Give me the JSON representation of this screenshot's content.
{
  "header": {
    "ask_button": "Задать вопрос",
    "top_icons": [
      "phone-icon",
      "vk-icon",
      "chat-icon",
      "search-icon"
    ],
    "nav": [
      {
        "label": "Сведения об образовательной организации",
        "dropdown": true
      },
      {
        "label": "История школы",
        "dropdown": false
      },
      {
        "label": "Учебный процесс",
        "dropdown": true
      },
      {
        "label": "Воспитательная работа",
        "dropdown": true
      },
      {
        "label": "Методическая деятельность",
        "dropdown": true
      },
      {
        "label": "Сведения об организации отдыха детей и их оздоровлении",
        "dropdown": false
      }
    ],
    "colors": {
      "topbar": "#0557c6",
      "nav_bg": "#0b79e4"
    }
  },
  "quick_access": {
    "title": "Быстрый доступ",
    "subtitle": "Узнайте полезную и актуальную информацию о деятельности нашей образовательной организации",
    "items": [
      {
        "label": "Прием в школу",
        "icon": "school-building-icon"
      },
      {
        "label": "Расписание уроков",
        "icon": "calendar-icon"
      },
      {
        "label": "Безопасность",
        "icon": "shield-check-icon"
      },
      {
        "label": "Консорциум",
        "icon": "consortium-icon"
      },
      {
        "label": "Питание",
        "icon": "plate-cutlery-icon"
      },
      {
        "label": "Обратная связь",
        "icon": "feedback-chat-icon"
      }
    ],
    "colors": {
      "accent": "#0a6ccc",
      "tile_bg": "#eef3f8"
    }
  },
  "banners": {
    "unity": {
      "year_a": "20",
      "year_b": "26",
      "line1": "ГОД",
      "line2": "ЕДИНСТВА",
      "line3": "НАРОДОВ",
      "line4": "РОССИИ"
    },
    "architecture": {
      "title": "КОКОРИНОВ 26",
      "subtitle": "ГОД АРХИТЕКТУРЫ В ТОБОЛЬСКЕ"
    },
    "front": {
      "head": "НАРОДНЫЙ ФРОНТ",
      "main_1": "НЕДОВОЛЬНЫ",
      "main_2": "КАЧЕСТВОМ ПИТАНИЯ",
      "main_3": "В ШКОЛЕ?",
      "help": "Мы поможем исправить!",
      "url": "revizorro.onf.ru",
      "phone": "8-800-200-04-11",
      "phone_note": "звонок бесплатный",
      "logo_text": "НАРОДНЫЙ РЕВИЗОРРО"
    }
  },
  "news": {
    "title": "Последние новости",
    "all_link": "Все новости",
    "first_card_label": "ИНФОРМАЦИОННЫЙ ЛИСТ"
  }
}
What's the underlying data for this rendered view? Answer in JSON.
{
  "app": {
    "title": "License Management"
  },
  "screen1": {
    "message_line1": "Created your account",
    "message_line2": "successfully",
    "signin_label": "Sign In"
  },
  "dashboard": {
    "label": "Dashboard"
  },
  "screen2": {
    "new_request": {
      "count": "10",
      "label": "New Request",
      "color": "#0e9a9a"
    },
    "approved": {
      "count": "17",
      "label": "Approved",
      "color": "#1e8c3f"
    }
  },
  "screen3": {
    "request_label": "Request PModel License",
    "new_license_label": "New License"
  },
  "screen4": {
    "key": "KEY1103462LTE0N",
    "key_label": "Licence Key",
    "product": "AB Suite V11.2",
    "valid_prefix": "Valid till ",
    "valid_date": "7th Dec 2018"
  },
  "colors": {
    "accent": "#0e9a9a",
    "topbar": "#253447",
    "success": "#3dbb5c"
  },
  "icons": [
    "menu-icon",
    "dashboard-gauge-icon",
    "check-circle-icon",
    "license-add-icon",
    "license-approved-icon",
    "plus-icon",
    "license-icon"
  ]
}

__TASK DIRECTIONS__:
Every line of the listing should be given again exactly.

__RESPONSE__:
Give me the JSON representation of this screenshot's content.
{
  "header": {
    "ask_button": "Задать вопрос",
    "top_icons": [
      "phone-icon",
      "vk-icon",
      "chat-icon",
      "search-icon"
    ],
    "nav": [
      {
        "label": "Сведения об образовательной организации",
        "dropdown": true
      },
      {
        "label": "История школы",
        "dropdown": false
      },
      {
        "label": "Учебный процесс",
        "dropdown": true
      },
      {
        "label": "Воспитательная работа",
        "dropdown": true
      },
      {
        "label": "Методическая деятельность",
        "dropdown": true
      },
      {
        "label": "Сведения об организации отдыха детей и их оздоровлении",
        "dropdown": false
      }
    ],
    "colors": {
      "topbar": "#0557c6",
      "nav_bg": "#0b79e4"
    }
  },
  "quick_access": {
    "title": "Быстрый доступ",
    "subtitle": "Узнайте полезную и актуальную информацию о деятельности нашей образовательной организации",
    "items": [
      {
        "label": "Прием в школу",
        "icon": "school-building-icon"
      },
      {
        "label": "Расписание уроков",
        "icon": "calendar-icon"
      },
      {
        "label": "Безопасность",
        "icon": "shield-check-icon"
      },
      {
        "label": "Консорциум",
        "icon": "consortium-icon"
      },
      {
        "label": "Питание",
        "icon": "plate-cutlery-icon"
      },
      {
        "label": "Обратная связь",
        "icon": "feedback-chat-icon"
      }
    ],
    "colors": {
      "accent": "#0a6ccc",
      "tile_bg": "#eef3f8"
    }
  },
  "banners": {
    "unity": {
      "year_a": "20",
      "year_b": "26",
      "line1": "ГОД",
      "line2": "ЕДИНСТВА",
      "line3": "НАРОДОВ",
      "line4": "РОССИИ"
    },
    "architecture": {
      "title": "КОКОРИНОВ 26",
      "subtitle": "ГОД АРХИТЕКТУРЫ В ТОБОЛЬСКЕ"
    },
    "front": {
      "head": "НАРОДНЫЙ ФРОНТ",
      "main_1": "НЕДОВОЛЬНЫ",
      "main_2": "КАЧЕСТВОМ ПИТАНИЯ",
      "main_3": "В ШКОЛЕ?",
      "help": "Мы поможем исправить!",
      "url": "revizorro.onf.ru",
      "phone": "8-800-200-04-11",
      "phone_note": "звонок бесплатный",
      "logo_text": "НАРОДНЫЙ РЕВИЗОРРО"
    }
  },
  "news": {
    "title": "Последние новости",
    "all_link": "Все новости",
    "first_card_label": "ИНФОРМАЦИОННЫЙ ЛИСТ"
  }
}
What's the underlying data for this rendered view? Answer in JSON.
{
  "app": {
    "title": "License Management"
  },
  "screen1": {
    "message_line1": "Created your account",
    "message_line2": "successfully",
    "signin_label": "Sign In"
  },
  "dashboard": {
    "label": "Dashboard"
  },
  "screen2": {
    "new_request": {
      "count": "10",
      "label": "New Request",
      "color": "#0e9a9a"
    },
    "approved": {
      "count": "17",
      "label": "Approved",
      "color": "#1e8c3f"
    }
  },
  "screen3": {
    "request_label": "Request PModel License",
    "new_license_label": "New License"
  },
  "screen4": {
    "key": "KEY1103462LTE0N",
    "key_label": "Licence Key",
    "product": "AB Suite V11.2",
    "valid_prefix": "Valid till ",
    "valid_date": "7th Dec 2018"
  },
  "colors": {
    "accent": "#0e9a9a",
    "topbar": "#253447",
    "success": "#3dbb5c"
  },
  "icons": [
    "menu-icon",
    "dashboard-gauge-icon",
    "check-circle-icon",
    "license-add-icon",
    "license-approved-icon",
    "plus-icon",
    "license-icon"
  ]
}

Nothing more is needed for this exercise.